Your goal |
The count of lines below that include the string "kind" is the whole answer.

Records provided |

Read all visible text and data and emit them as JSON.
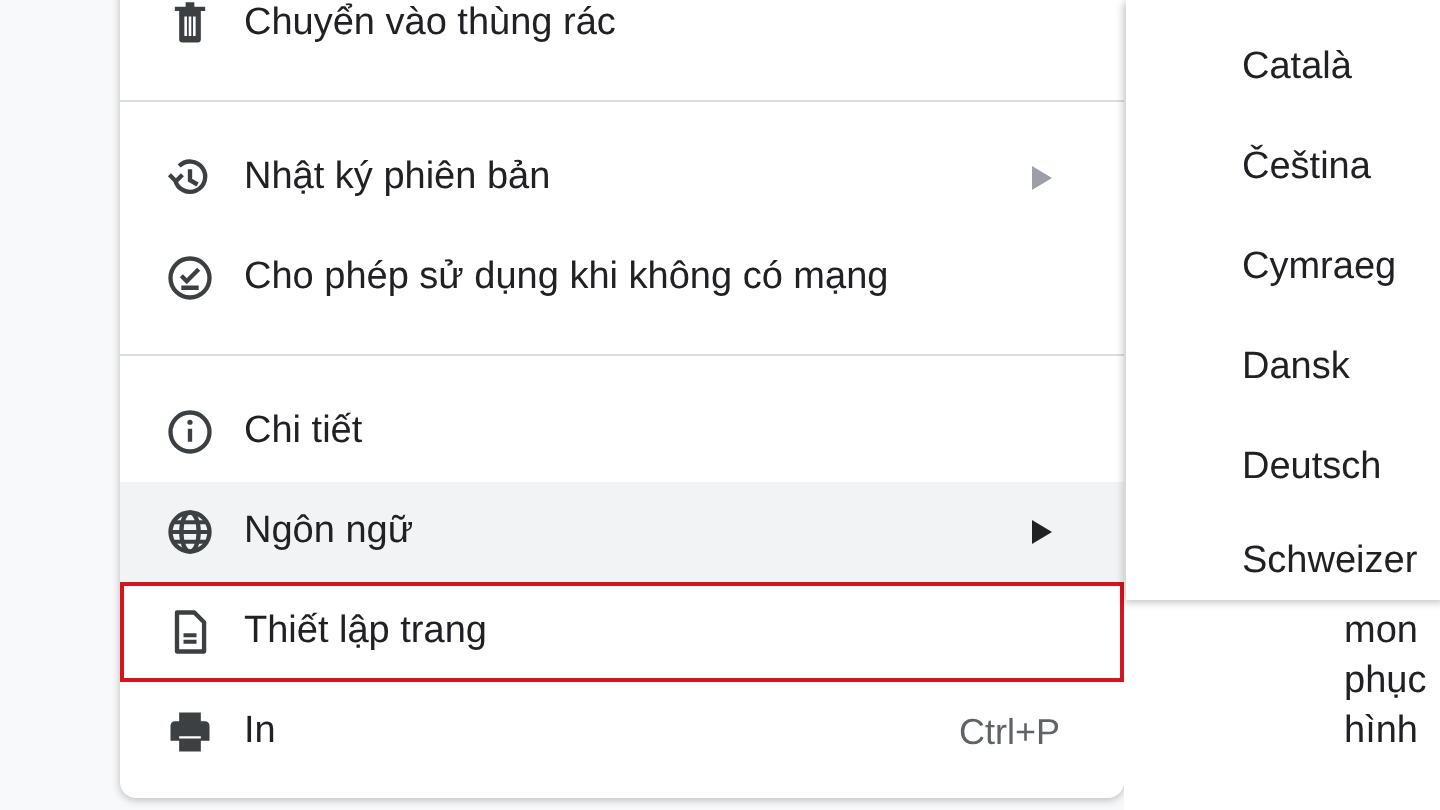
{
  "menu": {
    "sections": [
      {
        "items": [
          {
            "kind": "trash",
            "label": "Chuyển vào thùng rác",
            "submenu": false,
            "hovered": false,
            "highlighted": false
          }
        ]
      },
      {
        "items": [
          {
            "kind": "history",
            "label": "Nhật ký phiên bản",
            "submenu": true,
            "hovered": false,
            "highlighted": false
          },
          {
            "kind": "offline",
            "label": "Cho phép sử dụng khi không có mạng",
            "submenu": false,
            "hovered": false,
            "highlighted": false
          }
        ]
      },
      {
        "items": [
          {
            "kind": "info",
            "label": "Chi tiết",
            "submenu": false,
            "hovered": false,
            "highlighted": false
          },
          {
            "kind": "globe",
            "label": "Ngôn ngữ",
            "submenu": true,
            "hovered": true,
            "highlighted": false
          },
          {
            "kind": "page",
            "label": "Thiết lập trang",
            "submenu": false,
            "hovered": false,
            "highlighted": true
          },
          {
            "kind": "print",
            "label": "In",
            "shortcut": "Ctrl+P",
            "submenu": false,
            "hovered": false,
            "highlighted": false
          }
        ]
      }
    ]
  },
  "language_submenu": {
    "items": [
      "Català",
      "Čeština",
      "Cymraeg",
      "Dansk",
      "Deutsch",
      "Schweizer"
    ]
  },
  "document": {
    "lines": [
      "mon",
      "phục",
      "hình"
    ]
  }
}
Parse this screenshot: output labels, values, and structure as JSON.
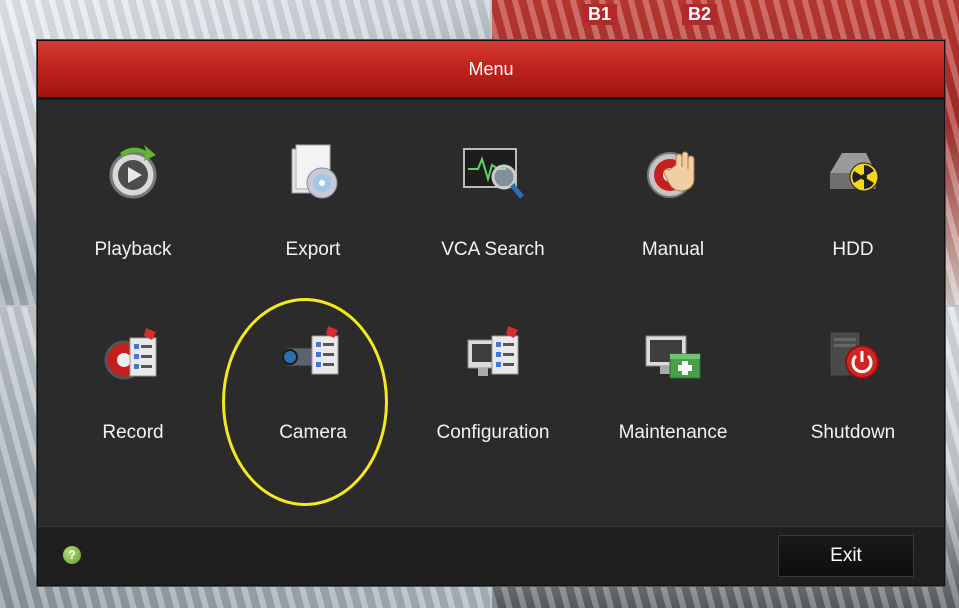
{
  "menu": {
    "title": "Menu",
    "items": [
      {
        "label": "Playback",
        "icon": "playback-icon"
      },
      {
        "label": "Export",
        "icon": "export-icon"
      },
      {
        "label": "VCA Search",
        "icon": "vca-search-icon"
      },
      {
        "label": "Manual",
        "icon": "manual-icon"
      },
      {
        "label": "HDD",
        "icon": "hdd-icon"
      },
      {
        "label": "Record",
        "icon": "record-icon"
      },
      {
        "label": "Camera",
        "icon": "camera-icon"
      },
      {
        "label": "Configuration",
        "icon": "configuration-icon"
      },
      {
        "label": "Maintenance",
        "icon": "maintenance-icon"
      },
      {
        "label": "Shutdown",
        "icon": "shutdown-icon"
      }
    ]
  },
  "footer": {
    "help_icon": "?",
    "exit_label": "Exit"
  },
  "background": {
    "gate_labels": [
      "B1",
      "B2"
    ]
  },
  "colors": {
    "titlebar_red": "#c0241f",
    "panel_dark": "#2b2b2b",
    "highlight_yellow": "#f2ea1e"
  }
}
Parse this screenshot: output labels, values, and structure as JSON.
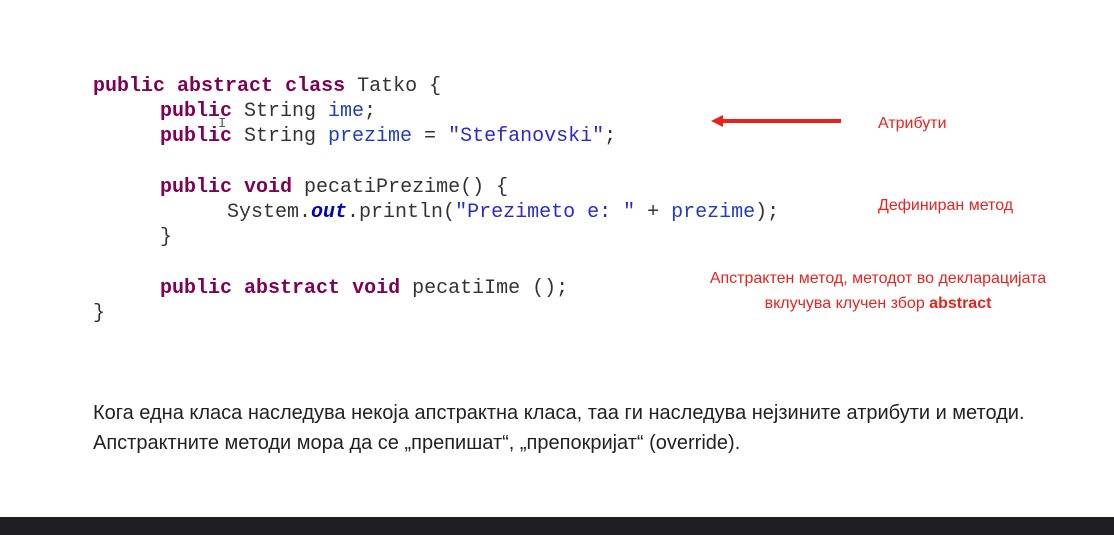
{
  "code": {
    "line1": {
      "k1": "public",
      "k2": "abstract",
      "k3": "class",
      "rest": " Tatko {"
    },
    "line2": {
      "k1": "public",
      "t": " String ",
      "f": "ime",
      "end": ";"
    },
    "line3": {
      "k1": "public",
      "t": " String ",
      "f": "prezime",
      "eq": " = ",
      "s": "\"Stefanovski\"",
      "end": ";"
    },
    "line5": {
      "k1": "public",
      "k2": "void",
      "rest": " pecatiPrezime() {"
    },
    "line6": {
      "a": "System.",
      "out": "out",
      "b": ".println(",
      "s": "\"Prezimeto e: \"",
      "c": " + ",
      "f": "prezime",
      "end": ");"
    },
    "line7": {
      "brace": "}"
    },
    "line9": {
      "k1": "public",
      "k2": "abstract",
      "k3": "void",
      "rest": " pecatiIme ();"
    },
    "line10": {
      "brace": "}"
    }
  },
  "annotations": {
    "attributes": "Атрибути",
    "defined_method": "Дефиниран метод",
    "abstract_method_1": "Апстрактен метод, методот во декларацијата",
    "abstract_method_2": "вклучува клучен збор ",
    "abstract_keyword": "abstract"
  },
  "paragraph": {
    "text": "Кога една класа наследува некоја апстрактна класа, таа ги наследува нејзините атрибути и методи. Апстрактните методи мора да се „препишат“, „препокријат“ (override)."
  },
  "colors": {
    "keyword": "#7f0055",
    "field": "#1f3fbf",
    "annotation": "#e8231e",
    "footer": "#1f1f21"
  }
}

Answer area |
7